On how many lines of these entries does the word "Free" occur? State the number alone.

(Exercise material)

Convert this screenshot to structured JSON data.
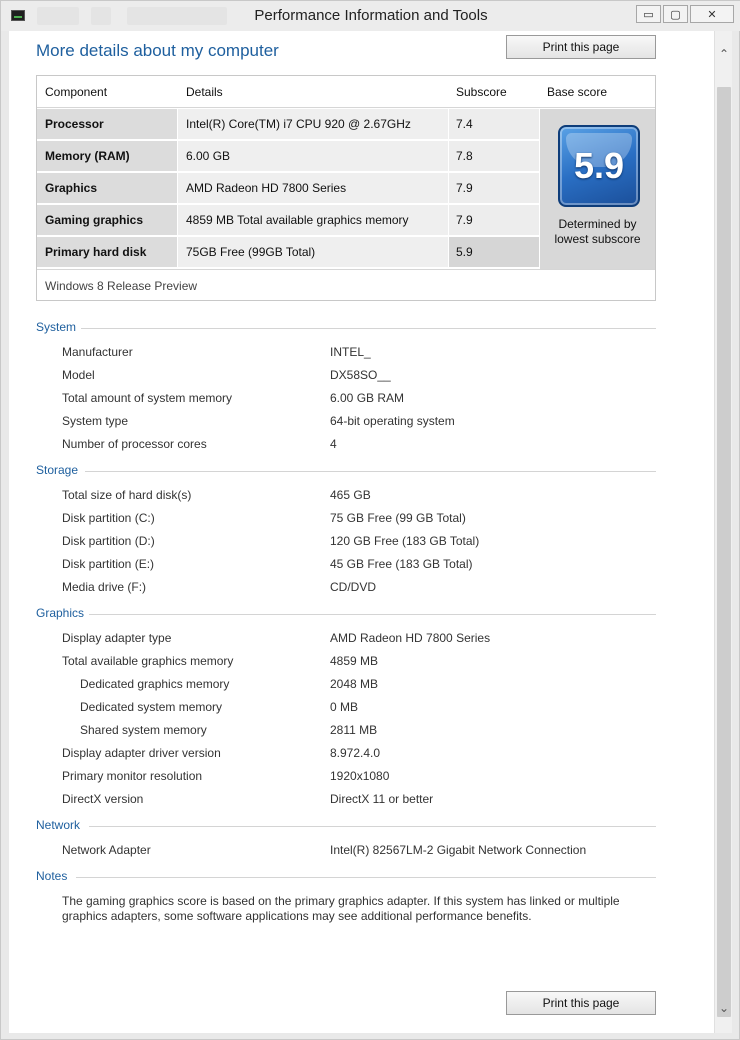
{
  "window": {
    "title": "Performance Information and Tools",
    "minimize_label": "▭",
    "maximize_label": "▢",
    "close_label": "✕"
  },
  "heading": "More details about my computer",
  "print_button_label": "Print this page",
  "score_table": {
    "headers": [
      "Component",
      "Details",
      "Subscore",
      "Base score"
    ],
    "rows": [
      {
        "component": "Processor",
        "details": "Intel(R) Core(TM) i7 CPU 920 @ 2.67GHz",
        "subscore": "7.4"
      },
      {
        "component": "Memory (RAM)",
        "details": "6.00 GB",
        "subscore": "7.8"
      },
      {
        "component": "Graphics",
        "details": "AMD Radeon HD 7800 Series",
        "subscore": "7.9"
      },
      {
        "component": "Gaming graphics",
        "details": "4859 MB Total available graphics memory",
        "subscore": "7.9"
      },
      {
        "component": "Primary hard disk",
        "details": "75GB Free (99GB Total)",
        "subscore": "5.9"
      }
    ],
    "base_score": "5.9",
    "base_score_note_line1": "Determined by",
    "base_score_note_line2": "lowest subscore",
    "edition": "Windows 8 Release Preview"
  },
  "sections": {
    "system": {
      "title": "System",
      "items": [
        {
          "label": "Manufacturer",
          "value": "INTEL_"
        },
        {
          "label": "Model",
          "value": "DX58SO__"
        },
        {
          "label": "Total amount of system memory",
          "value": "6.00 GB RAM"
        },
        {
          "label": "System type",
          "value": "64-bit operating system"
        },
        {
          "label": "Number of processor cores",
          "value": "4"
        }
      ]
    },
    "storage": {
      "title": "Storage",
      "items": [
        {
          "label": "Total size of hard disk(s)",
          "value": "465 GB"
        },
        {
          "label": "Disk partition (C:)",
          "value": "75 GB Free (99 GB Total)"
        },
        {
          "label": "Disk partition (D:)",
          "value": "120 GB Free (183 GB Total)"
        },
        {
          "label": "Disk partition (E:)",
          "value": "45 GB Free (183 GB Total)"
        },
        {
          "label": "Media drive (F:)",
          "value": "CD/DVD"
        }
      ]
    },
    "graphics": {
      "title": "Graphics",
      "items": [
        {
          "label": "Display adapter type",
          "value": "AMD Radeon HD 7800 Series"
        },
        {
          "label": "Total available graphics memory",
          "value": "4859 MB"
        },
        {
          "label": "Dedicated graphics memory",
          "value": "2048 MB"
        },
        {
          "label": "Dedicated system memory",
          "value": "0 MB"
        },
        {
          "label": "Shared system memory",
          "value": "2811 MB"
        },
        {
          "label": "Display adapter driver version",
          "value": "8.972.4.0"
        },
        {
          "label": "Primary monitor resolution",
          "value": "1920x1080"
        },
        {
          "label": "DirectX version",
          "value": "DirectX 11 or better"
        }
      ]
    },
    "network": {
      "title": "Network",
      "items": [
        {
          "label": "Network Adapter",
          "value": "Intel(R) 82567LM-2 Gigabit Network Connection"
        }
      ]
    },
    "notes": {
      "title": "Notes",
      "text": "The gaming graphics score is based on the primary graphics adapter. If this system has linked or multiple graphics adapters, some software applications may see additional performance benefits."
    }
  }
}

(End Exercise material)

Response box
4